WORK ORDER —
Copy each entry below verbatim. Skip the pictures.

DATA —
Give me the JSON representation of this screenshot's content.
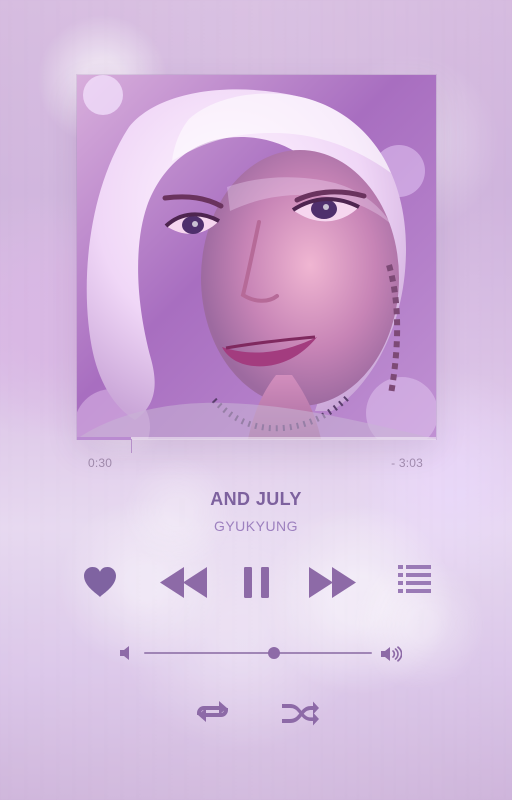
{
  "player": {
    "elapsed_time": "0:30",
    "remaining_time": "- 3:03",
    "progress_fraction": 0.15,
    "volume_fraction": 0.57,
    "track": {
      "title": "AND JULY",
      "artist": "GYUKYUNG"
    }
  },
  "controls": {
    "icons": {
      "heart": "heart-icon",
      "rewind": "rewind-icon",
      "pause": "pause-icon",
      "forward": "forward-icon",
      "playlist": "playlist-icon",
      "volume_low": "volume-low-icon",
      "volume_high": "volume-high-icon",
      "repeat": "repeat-icon",
      "shuffle": "shuffle-icon"
    }
  },
  "colors": {
    "accent": "#7d619e",
    "secondary": "#9d80bf",
    "icon": "#8d6aa7"
  }
}
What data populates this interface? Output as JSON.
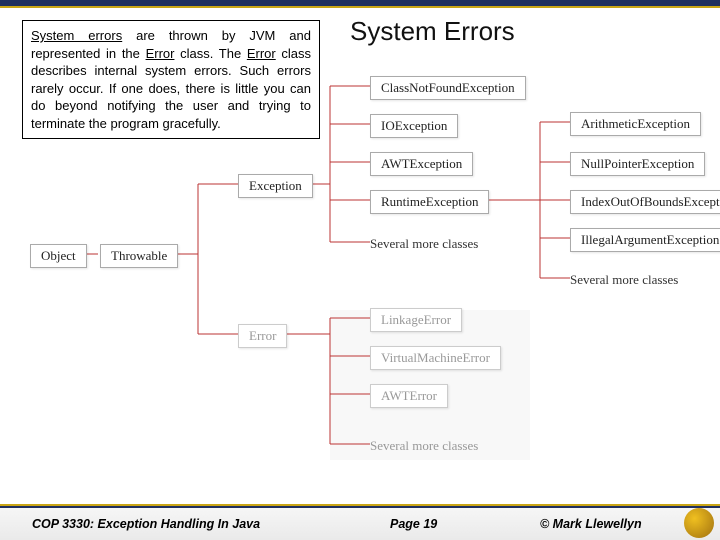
{
  "title": "System Errors",
  "textbox": {
    "underline1": "System errors",
    "plain1": " are thrown by JVM and represented in the ",
    "underline2": "Error",
    "plain2": " class. The ",
    "underline3": "Error",
    "plain3": " class describes internal system errors. Such errors rarely occur. If one does, there is little you can do beyond notifying the user and trying to terminate the program gracefully."
  },
  "nodes": {
    "object": "Object",
    "throwable": "Throwable",
    "exception": "Exception",
    "error": "Error",
    "classnotfound": "ClassNotFoundException",
    "ioexception": "IOException",
    "awtexception": "AWTException",
    "runtimeexception": "RuntimeException",
    "arithmetic": "ArithmeticException",
    "nullpointer": "NullPointerException",
    "indexoob": "IndexOutOfBoundsException",
    "illegalarg": "IllegalArgumentException",
    "linkage": "LinkageError",
    "vmerror": "VirtualMachineError",
    "awterror": "AWTError"
  },
  "more1": "Several more classes",
  "more2": "Several more classes",
  "more3": "Several more classes",
  "footer": {
    "left": "COP 3330: Exception Handling In Java",
    "mid": "Page 19",
    "right": "© Mark Llewellyn"
  }
}
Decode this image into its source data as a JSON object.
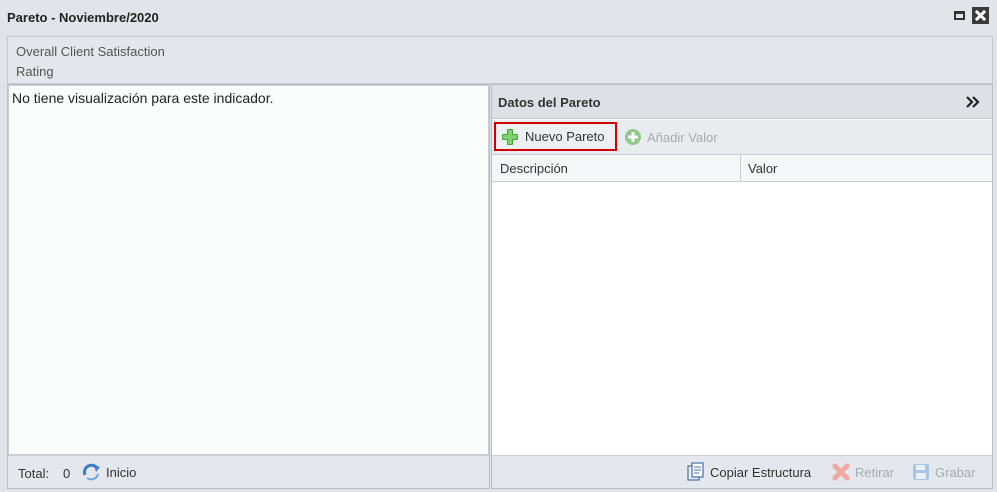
{
  "window": {
    "title": "Pareto - Noviembre/2020"
  },
  "header": {
    "line1": "Overall Client Satisfaction",
    "line2": "Rating"
  },
  "left": {
    "message": "No tiene visualización para este indicador.",
    "footer": {
      "total_label": "Total:",
      "total_value": "0",
      "inicio_label": "Inicio",
      "inicio_icon": "refresh-icon"
    }
  },
  "right": {
    "title": "Datos del Pareto",
    "collapse_icon": "double-chevron-right-icon",
    "toolbar": {
      "nuevo_label": "Nuevo Pareto",
      "nuevo_icon": "green-plus-icon",
      "anadir_label": "Añadir Valor",
      "anadir_icon": "add-circle-icon"
    },
    "grid": {
      "columns": [
        "Descripción",
        "Valor"
      ],
      "rows": []
    },
    "footer": {
      "copiar_label": "Copiar Estructura",
      "retirar_label": "Retirar",
      "grabar_label": "Grabar"
    }
  },
  "colors": {
    "highlight_border": "#d00000",
    "disabled_text": "#a6abb0",
    "add_green": "#4caf50"
  }
}
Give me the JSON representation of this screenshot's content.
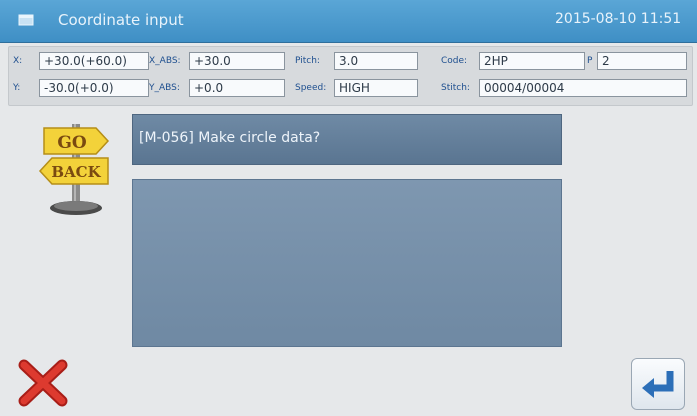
{
  "window": {
    "title": "Coordinate input",
    "datetime": "2015-08-10 11:51"
  },
  "info": {
    "x_label": "X:",
    "x_value": "+30.0(+60.0)",
    "x_abs_label": "X_ABS:",
    "x_abs_value": "+30.0",
    "pitch_label": "Pitch:",
    "pitch_value": "3.0",
    "code_label": "Code:",
    "code_value": "2HP",
    "p_label": "P",
    "p_value": "2",
    "y_label": "Y:",
    "y_value": "-30.0(+0.0)",
    "y_abs_label": "Y_ABS:",
    "y_abs_value": "+0.0",
    "speed_label": "Speed:",
    "speed_value": "HIGH",
    "stitch_label": "Stitch:",
    "stitch_value": "00004/00004"
  },
  "go_back_sign": {
    "go_text": "GO",
    "back_text": "BACK",
    "icon": "go-back-signpost-icon",
    "colors": {
      "sign": "#f3d23a",
      "text": "#7a4a10",
      "pole": "#7a7a7a"
    }
  },
  "message": {
    "text": "[M-056] Make circle data?"
  },
  "buttons": {
    "cancel_icon": "red-x-icon",
    "enter_icon": "enter-arrow-icon"
  },
  "colors": {
    "titlebar": "#4a98cb",
    "message_bg": "#6680a0",
    "content_bg": "#7890aa",
    "cancel_red": "#d42b24",
    "enter_blue": "#2c6fb8"
  }
}
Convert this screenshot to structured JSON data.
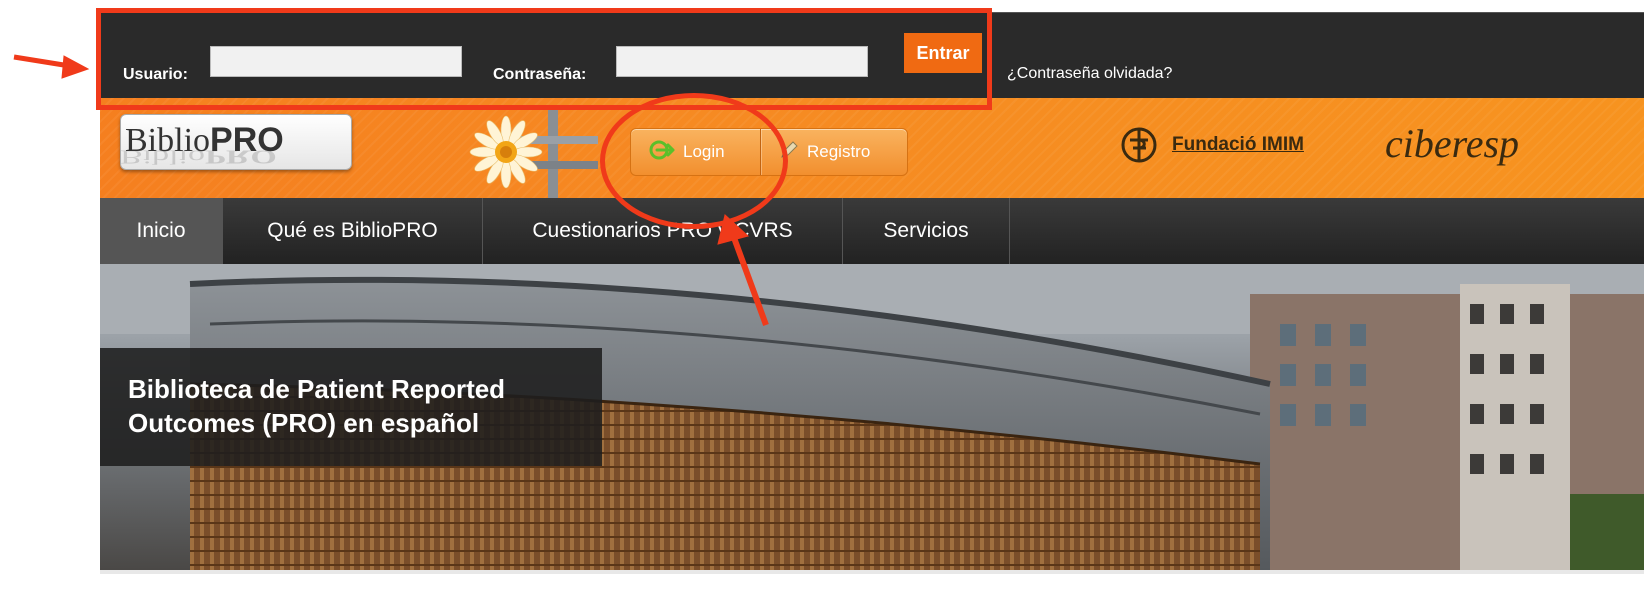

WRITTEN RESPONSE —
Give me the JSON representation of this screenshot's content.
{
  "player": {
    "elapsed_time": "0:30",
    "remaining_time": "- 3:03",
    "progress_fraction": 0.15,
    "volume_fraction": 0.57,
    "track": {
      "title": "AND JULY",
      "artist": "GYUKYUNG"
    }
  },
  "controls": {
    "icons": {
      "heart": "heart-icon",
      "rewind": "rewind-icon",
      "pause": "pause-icon",
      "forward": "forward-icon",
      "playlist": "playlist-icon",
      "volume_low": "volume-low-icon",
      "volume_high": "volume-high-icon",
      "repeat": "repeat-icon",
      "shuffle": "shuffle-icon"
    }
  },
  "colors": {
    "accent": "#7d619e",
    "secondary": "#9d80bf",
    "icon": "#8d6aa7"
  }
}
What data populates this interface? Output as JSON.
{
  "title": "System Errors",
  "textbox": {
    "underline1": "System errors",
    "plain1": " are thrown by JVM and represented in the ",
    "underline2": "Error",
    "plain2": " class. The ",
    "underline3": "Error",
    "plain3": " class describes internal system errors. Such errors rarely occur. If one does, there is little you can do beyond notifying the user and trying to terminate the program gracefully."
  },
  "nodes": {
    "object": "Object",
    "throwable": "Throwable",
    "exception": "Exception",
    "error": "Error",
    "classnotfound": "ClassNotFoundException",
    "ioexception": "IOException",
    "awtexception": "AWTException",
    "runtimeexception": "RuntimeException",
    "arithmetic": "ArithmeticException",
    "nullpointer": "NullPointerException",
    "indexoob": "IndexOutOfBoundsException",
    "illegalarg": "IllegalArgumentException",
    "linkage": "LinkageError",
    "vmerror": "VirtualMachineError",
    "awterror": "AWTError"
  },
  "more1": "Several more classes",
  "more2": "Several more classes",
  "more3": "Several more classes",
  "footer": {
    "left": "COP 3330: Exception Handling In Java",
    "mid": "Page 19",
    "right": "© Mark Llewellyn"
  }
}
Decode this image into its source data as a JSON object.
{
  "window": {
    "title": "Pareto - Noviembre/2020"
  },
  "header": {
    "line1": "Overall Client Satisfaction",
    "line2": "Rating"
  },
  "left": {
    "message": "No tiene visualización para este indicador.",
    "footer": {
      "total_label": "Total:",
      "total_value": "0",
      "inicio_label": "Inicio",
      "inicio_icon": "refresh-icon"
    }
  },
  "right": {
    "title": "Datos del Pareto",
    "collapse_icon": "double-chevron-right-icon",
    "toolbar": {
      "nuevo_label": "Nuevo Pareto",
      "nuevo_icon": "green-plus-icon",
      "anadir_label": "Añadir Valor",
      "anadir_icon": "add-circle-icon"
    },
    "grid": {
      "columns": [
        "Descripción",
        "Valor"
      ],
      "rows": []
    },
    "footer": {
      "copiar_label": "Copiar Estructura",
      "retirar_label": "Retirar",
      "grabar_label": "Grabar"
    }
  },
  "colors": {
    "highlight_border": "#d00000",
    "disabled_text": "#a6abb0",
    "add_green": "#4caf50"
  }
}
Give me the JSON representation of this screenshot's content.
{
  "window": {
    "title": "Coordinate input",
    "datetime": "2015-08-10 11:51"
  },
  "info": {
    "x_label": "X:",
    "x_value": "+30.0(+60.0)",
    "x_abs_label": "X_ABS:",
    "x_abs_value": "+30.0",
    "pitch_label": "Pitch:",
    "pitch_value": "3.0",
    "code_label": "Code:",
    "code_value": "2HP",
    "p_label": "P",
    "p_value": "2",
    "y_label": "Y:",
    "y_value": "-30.0(+0.0)",
    "y_abs_label": "Y_ABS:",
    "y_abs_value": "+0.0",
    "speed_label": "Speed:",
    "speed_value": "HIGH",
    "stitch_label": "Stitch:",
    "stitch_value": "00004/00004"
  },
  "go_back_sign": {
    "go_text": "GO",
    "back_text": "BACK",
    "icon": "go-back-signpost-icon",
    "colors": {
      "sign": "#f3d23a",
      "text": "#7a4a10",
      "pole": "#7a7a7a"
    }
  },
  "message": {
    "text": "[M-056] Make circle data?"
  },
  "buttons": {
    "cancel_icon": "red-x-icon",
    "enter_icon": "enter-arrow-icon"
  },
  "colors": {
    "titlebar": "#4a98cb",
    "message_bg": "#6680a0",
    "content_bg": "#7890aa",
    "cancel_red": "#d42b24",
    "enter_blue": "#2c6fb8"
  }
}
Convert this screenshot to structured JSON data.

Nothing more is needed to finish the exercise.